The Executive Secretary, Tertiary Education Trust Fund, TETFund, Sonny Echono, has called for workable measures to stem corruption out of procurement processes in Nigeria.
Mr Echono, made the call in Abuja, while speaking with newsmen at the end of the Annual General Meeting of the Procurement Professionals Association of Nigeria, PPAN.
According to him, it is time to evolve measures that would nip the problem in the bud.
He noted that rather than focus on arresting and prosecuting people who go against procurement guidelines, measures should be put in place to prevent people from indulging in the act.
He stressed the need to encourage professionalism, reinforce procurement system, ensure checks among other things.

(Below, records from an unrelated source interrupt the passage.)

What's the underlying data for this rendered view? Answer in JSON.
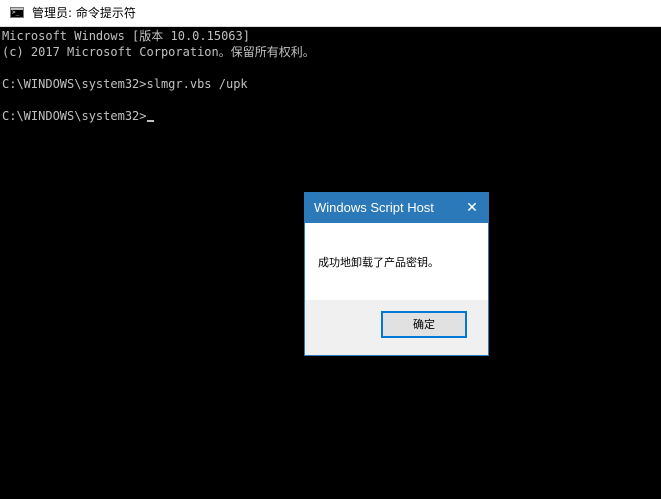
{
  "window": {
    "title": "管理员: 命令提示符",
    "icon": "console-icon"
  },
  "console": {
    "lines": [
      "Microsoft Windows [版本 10.0.15063]",
      "(c) 2017 Microsoft Corporation。保留所有权利。",
      "",
      "C:\\WINDOWS\\system32>slmgr.vbs /upk",
      "",
      "C:\\WINDOWS\\system32>"
    ]
  },
  "dialog": {
    "title": "Windows Script Host",
    "close_icon": "close-icon",
    "message": "成功地卸载了产品密钥。",
    "ok_label": "确定"
  },
  "colors": {
    "console_bg": "#000000",
    "console_text": "#c0c0c0",
    "dialog_accent": "#2b79b8"
  }
}
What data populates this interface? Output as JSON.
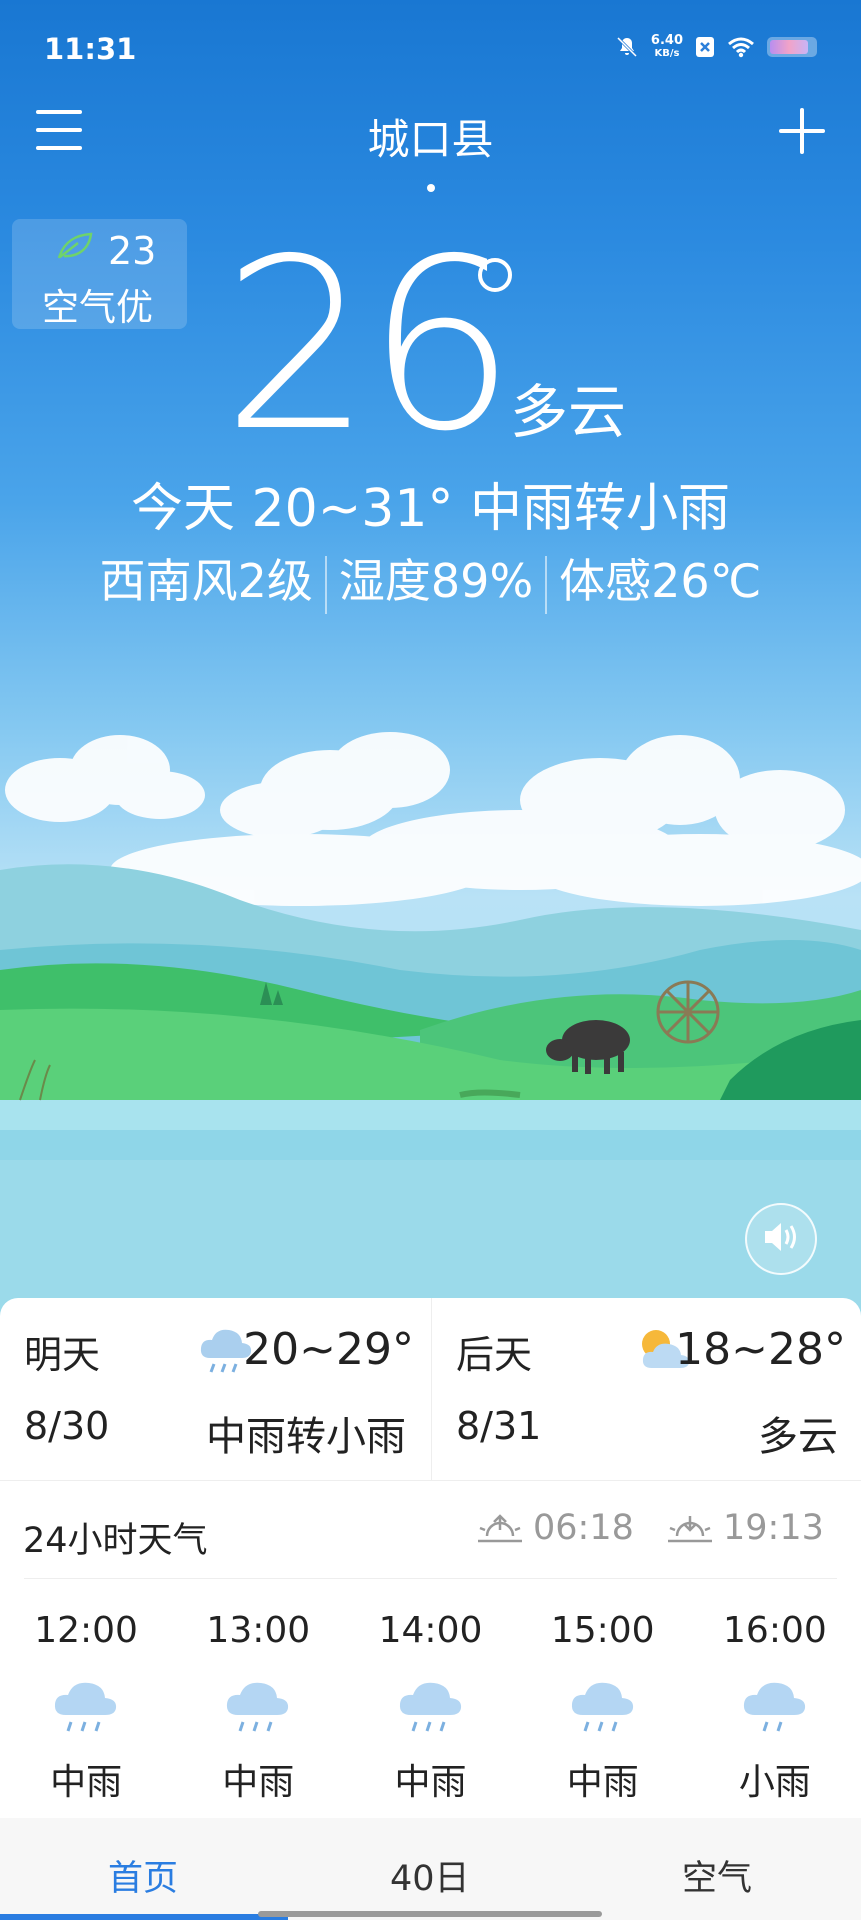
{
  "status_bar": {
    "time": "11:31",
    "net_speed": "6.40",
    "net_unit": "KB/s",
    "icons": [
      "silent-icon",
      "data-saver-icon",
      "wifi-icon",
      "battery-icon"
    ]
  },
  "header": {
    "menu_icon": "menu-icon",
    "city": "城口县",
    "add_icon": "add-icon"
  },
  "air_quality": {
    "icon": "leaf-icon",
    "value": "23",
    "text": "空气优"
  },
  "current": {
    "temperature": "26",
    "condition": "多云",
    "today_summary": "今天 20~31° 中雨转小雨",
    "wind": "西南风2级",
    "humidity": "湿度89%",
    "feels_like": "体感26℃"
  },
  "forecast": [
    {
      "label": "明天",
      "date": "8/30",
      "range": "20~29°",
      "desc": "中雨转小雨",
      "icon": "rain-cloud-icon"
    },
    {
      "label": "后天",
      "date": "8/31",
      "range": "18~28°",
      "desc": "多云",
      "icon": "partly-cloudy-icon"
    }
  ],
  "hourly": {
    "title": "24小时天气",
    "sunrise": "06:18",
    "sunset": "19:13",
    "items": [
      {
        "time": "12:00",
        "desc": "中雨"
      },
      {
        "time": "13:00",
        "desc": "中雨"
      },
      {
        "time": "14:00",
        "desc": "中雨"
      },
      {
        "time": "15:00",
        "desc": "中雨"
      },
      {
        "time": "16:00",
        "desc": "小雨"
      }
    ]
  },
  "tabs": [
    "首页",
    "40日",
    "空气"
  ],
  "colors": {
    "accent": "#2a7de1",
    "sky_top": "#1977d2",
    "sky_bottom": "#b9e2f6"
  }
}
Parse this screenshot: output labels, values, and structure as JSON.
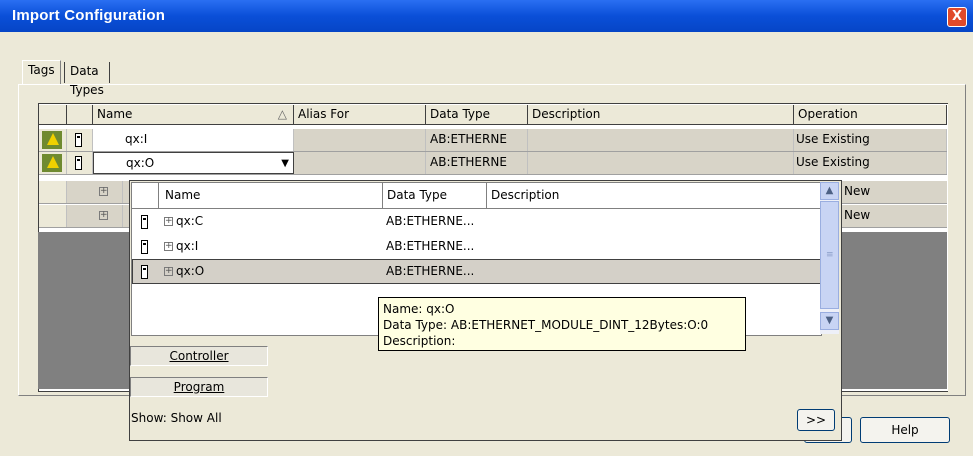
{
  "window": {
    "title": "Import Configuration",
    "close": "X"
  },
  "tabs": [
    {
      "label": "Tags"
    },
    {
      "label": "Data Types"
    }
  ],
  "grid": {
    "columns": {
      "name": "Name",
      "sort": "△",
      "alias": "Alias For",
      "data_type": "Data Type",
      "description": "Description",
      "operation": "Operation"
    },
    "rows": [
      {
        "name": "qx:I",
        "data_type": "AB:ETHERNE",
        "operation": "Use Existing"
      },
      {
        "name": "qx:O",
        "data_type": "AB:ETHERNE",
        "operation": "Use Existing"
      },
      {
        "expander": "+",
        "operation": "New"
      },
      {
        "expander": "+",
        "operation": "New"
      }
    ]
  },
  "popup": {
    "columns": {
      "name": "Name",
      "data_type": "Data Type",
      "description": "Description"
    },
    "items": [
      {
        "expander": "+",
        "name": "qx:C",
        "data_type": "AB:ETHERNE..."
      },
      {
        "expander": "+",
        "name": "qx:I",
        "data_type": "AB:ETHERNE..."
      },
      {
        "expander": "+",
        "name": "qx:O",
        "data_type": "AB:ETHERNE..."
      }
    ],
    "tooltip": {
      "line1": "Name: qx:O",
      "line2": "Data Type: AB:ETHERNET_MODULE_DINT_12Bytes:O:0",
      "line3": "Description:"
    },
    "filter_controller": "Controller",
    "filter_program": "Program",
    "show_label": "Show: Show All",
    "expand_button": ">>"
  },
  "buttons": {
    "help": "Help"
  },
  "scroll": {
    "up": "▲",
    "down": "▼",
    "grip": "≡"
  },
  "dropdown_arrow": "▼"
}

“Corruption is one of the manifestations or incentives for mis-procurement.
“It has over time been a major source of pecuniary gain as people see it as a main source of unearned income.

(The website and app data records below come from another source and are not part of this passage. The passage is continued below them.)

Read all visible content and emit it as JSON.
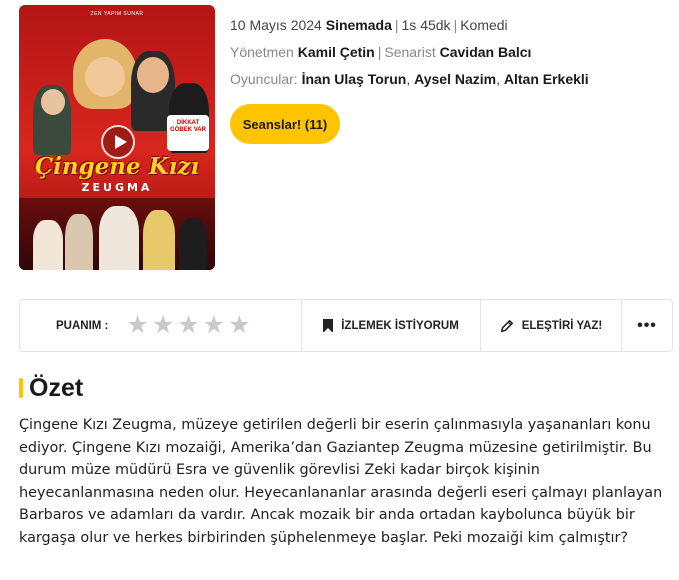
{
  "poster": {
    "title": "Çingene Kızı",
    "subtitle": "ZEUGMA",
    "top_text": "ZEN YAPIM SUNAR",
    "sign_text": "DİKKAT GÖBEK VAR"
  },
  "meta": {
    "date": "10 Mayıs 2024",
    "status": "Sinemada",
    "duration": "1s 45dk",
    "genre": "Komedi",
    "director_label": "Yönetmen",
    "director": "Kamil Çetin",
    "writer_label": "Senarist",
    "writer": "Cavidan Balcı",
    "cast_label": "Oyuncular:",
    "cast": [
      "İnan Ulaş Torun",
      "Aysel Nazim",
      "Altan Erkekli"
    ]
  },
  "showtimes_button": "Seanslar! (11)",
  "actionbar": {
    "rating_label": "PUANIM :",
    "stars": 5,
    "rating_value": 0,
    "watchlist_label": "İZLEMEK İSTİYORUM",
    "review_label": "ELEŞTİRİ YAZ!",
    "more_label": "•••"
  },
  "summary": {
    "heading": "Özet",
    "text": "Çingene Kızı Zeugma, müzeye getirilen değerli bir eserin çalınmasıyla yaşananları konu ediyor. Çingene Kızı mozaiği, Amerika’dan Gaziantep Zeugma müzesine getirilmiştir. Bu durum müze müdürü Esra ve güvenlik görevlisi Zeki kadar birçok kişinin heyecanlanmasına neden olur. Heyecanlananlar arasında değerli eseri çalmayı planlayan Barbaros ve adamları da vardır. Ancak mozaik bir anda ortadan kaybolunca büyük bir kargaşa olur ve herkes birbirinden şüphelenmeye başlar. Peki mozaiği kim çalmıştır?"
  },
  "colors": {
    "accent": "#ffc400",
    "star_empty": "#c9c9c9",
    "border": "#e3e3e3"
  }
}
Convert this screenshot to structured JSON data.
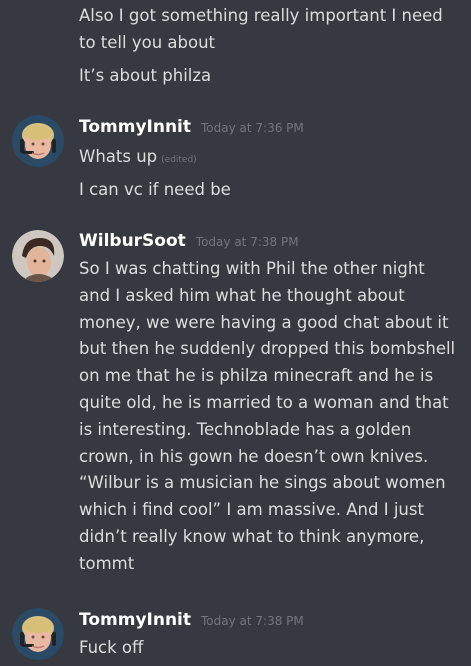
{
  "messages_top": {
    "line1": "Also I got something really important I need",
    "line2": "to tell you about",
    "line3": "It’s about philza"
  },
  "groups": [
    {
      "username": "TommyInnit",
      "timestamp": "Today at 7:36 PM",
      "lines": [
        "Whats up",
        "I can vc if need be"
      ],
      "edited_label": "(edited)"
    },
    {
      "username": "WilburSoot",
      "timestamp": "Today at 7:38 PM",
      "text": "So I was chatting with Phil the other night\nand I asked him what he thought about\nmoney, we were having a good chat about it\nbut then he suddenly dropped this bombshell\non me that he is philza minecraft and he is\nquite old, he is married to a woman and that\nis interesting. Technoblade has a golden\ncrown, in his gown he doesn’t own knives.\n“Wilbur is a musician he sings about women\nwhich i find cool” I am massive. And I just\ndidn’t really know what to think anymore,\ntommt"
    },
    {
      "username": "TommyInnit",
      "timestamp": "Today at 7:38 PM",
      "lines": [
        "Fuck off"
      ]
    }
  ],
  "colors": {
    "background": "#36393f",
    "text": "#dcddde",
    "username": "#ffffff",
    "timestamp": "#72767d"
  }
}
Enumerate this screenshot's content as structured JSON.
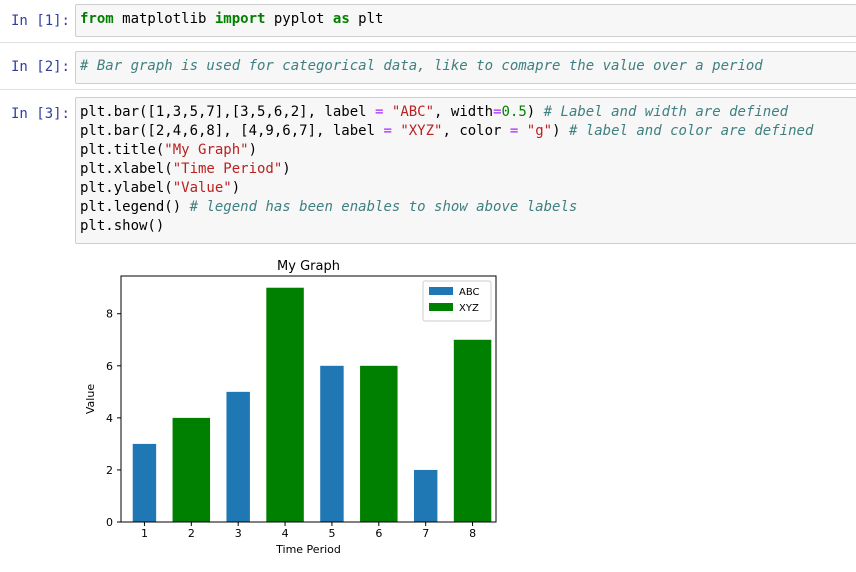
{
  "cells": [
    {
      "prompt": "In [1]:",
      "tokens": [
        [
          {
            "t": "from",
            "c": "kw"
          },
          {
            "t": " matplotlib ",
            "c": ""
          },
          {
            "t": "import",
            "c": "kw"
          },
          {
            "t": " pyplot ",
            "c": ""
          },
          {
            "t": "as",
            "c": "kw"
          },
          {
            "t": " plt",
            "c": ""
          }
        ]
      ]
    },
    {
      "prompt": "In [2]:",
      "tokens": [
        [
          {
            "t": "# Bar graph is used for categorical data, like to comapre the value over a period",
            "c": "cmt"
          }
        ]
      ]
    },
    {
      "prompt": "In [3]:",
      "tokens": [
        [
          {
            "t": "plt.bar([1,3,5,7],[3,5,6,2], label ",
            "c": ""
          },
          {
            "t": "=",
            "c": "op"
          },
          {
            "t": " ",
            "c": ""
          },
          {
            "t": "\"ABC\"",
            "c": "str"
          },
          {
            "t": ", width",
            "c": ""
          },
          {
            "t": "=",
            "c": "op"
          },
          {
            "t": "0.5",
            "c": "num"
          },
          {
            "t": ") ",
            "c": ""
          },
          {
            "t": "# Label and width are defined",
            "c": "cmt"
          }
        ],
        [
          {
            "t": "plt.bar([2,4,6,8], [4,9,6,7], label ",
            "c": ""
          },
          {
            "t": "=",
            "c": "op"
          },
          {
            "t": " ",
            "c": ""
          },
          {
            "t": "\"XYZ\"",
            "c": "str"
          },
          {
            "t": ", color ",
            "c": ""
          },
          {
            "t": "=",
            "c": "op"
          },
          {
            "t": " ",
            "c": ""
          },
          {
            "t": "\"g\"",
            "c": "str"
          },
          {
            "t": ") ",
            "c": ""
          },
          {
            "t": "# label and color are defined",
            "c": "cmt"
          }
        ],
        [
          {
            "t": "plt.title(",
            "c": ""
          },
          {
            "t": "\"My Graph\"",
            "c": "str"
          },
          {
            "t": ")",
            "c": ""
          }
        ],
        [
          {
            "t": "plt.xlabel(",
            "c": ""
          },
          {
            "t": "\"Time Period\"",
            "c": "str"
          },
          {
            "t": ")",
            "c": ""
          }
        ],
        [
          {
            "t": "plt.ylabel(",
            "c": ""
          },
          {
            "t": "\"Value\"",
            "c": "str"
          },
          {
            "t": ")",
            "c": ""
          }
        ],
        [
          {
            "t": "plt.legend() ",
            "c": ""
          },
          {
            "t": "# legend has been enables to show above labels",
            "c": "cmt"
          }
        ],
        [
          {
            "t": "plt.show()",
            "c": ""
          }
        ]
      ]
    }
  ],
  "chart_data": {
    "type": "bar",
    "title": "My Graph",
    "xlabel": "Time Period",
    "ylabel": "Value",
    "xlim": [
      0.5,
      8.5
    ],
    "ylim": [
      0,
      9.45
    ],
    "xticks": [
      1,
      2,
      3,
      4,
      5,
      6,
      7,
      8
    ],
    "yticks": [
      0,
      2,
      4,
      6,
      8
    ],
    "legend_position": "top-right",
    "grid": false,
    "series": [
      {
        "name": "ABC",
        "color": "#1f77b4",
        "x": [
          1,
          3,
          5,
          7
        ],
        "values": [
          3,
          5,
          6,
          2
        ],
        "width": 0.5
      },
      {
        "name": "XYZ",
        "color": "#008000",
        "x": [
          2,
          4,
          6,
          8
        ],
        "values": [
          4,
          9,
          6,
          7
        ],
        "width": 0.8
      }
    ]
  }
}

“So, it is better to put measures in place to limit incidences from happening rather than thinking of arresting people and prosecuting them.
“Working with Bureau of Public Procurement (BPP) and other anti-corruption agencies, PPAN is designing mechanisms to improve on those processes that will detect, disrupt and also prevent sharp practices,” he said.
On the theme of the 2022 AGM of PPAN, “Expanding the Frontiers of Procurement Practice: The Role of Procurement Professionals Association” the TETFund boss said it was apt.
He said procurement professionals in Nigeria ought to embrace the dynamism in procurement processes to remain relevant.
He stressed that professionals could not afford to be left out of the current dynamism in the system, adding that technological advancement had changed procurement practice across globe.
“This year’s AGM centres around how to improve our procurement system and how to train our members to discharge this onerous responsibility.
“In the public sector for instance, nearly over 60 per cent of our capital budgets have direct bearing with procurement.
“So, the ability of professionals to carry out their work in a manner that is efficient, prudent and judicious will help conserve the limited resources that we have.
“It will also help organisations to improve their competitiveness because they will be operating at optimal level,” he said.
Mr Echono further said that besides professionalism, integrity also played major role in efficient procurement process.
“We want to ensure that they have the right orientation, character and the disposition to be truthful and honest in the discharge of their duty,” he said.
On the spate of abandoned projects in the country, the TETFund boss said that measures could be put in place to limit it.
He said, “I know the last one year has been a challenging moment because of the sharp increase in prices of materials and that is the more reason why we need an efficient regulatory framework.
“We also need professionals who will be able to predict, forecast and put in place measures that will respond in a nimble manner to these challenges.
“In TETFund for instance, we have designed various ways to respond to it and we will be working closely with regulatory authorities so that we do not have abandoned projects.
“Where the fault is that of the contractors, we are not only recommending eliminations but also sanctions”.
Meanwhile, Emeka Ezeh, Chairman Board of Trustees of PPAN, said one of the ways to ensure efficiency, transparency and accountability in procurement processes in the country was to ensure that projects were not tied to particular contractors.
He called for proper procurement practice that would give a level playing ground to stakeholders.
Similarly, the Chairman of PPAN, Prof. James Akanmu, said the association would promote best practices.
Mr Akanmu, who emerged chairman at the end of an election at the general meeting, said it would no longer be business as usual.
“We want to bring integrity back to procurement. We want to support the government and the private sector to ensure best practices with the programmes we want to roll out,” he said.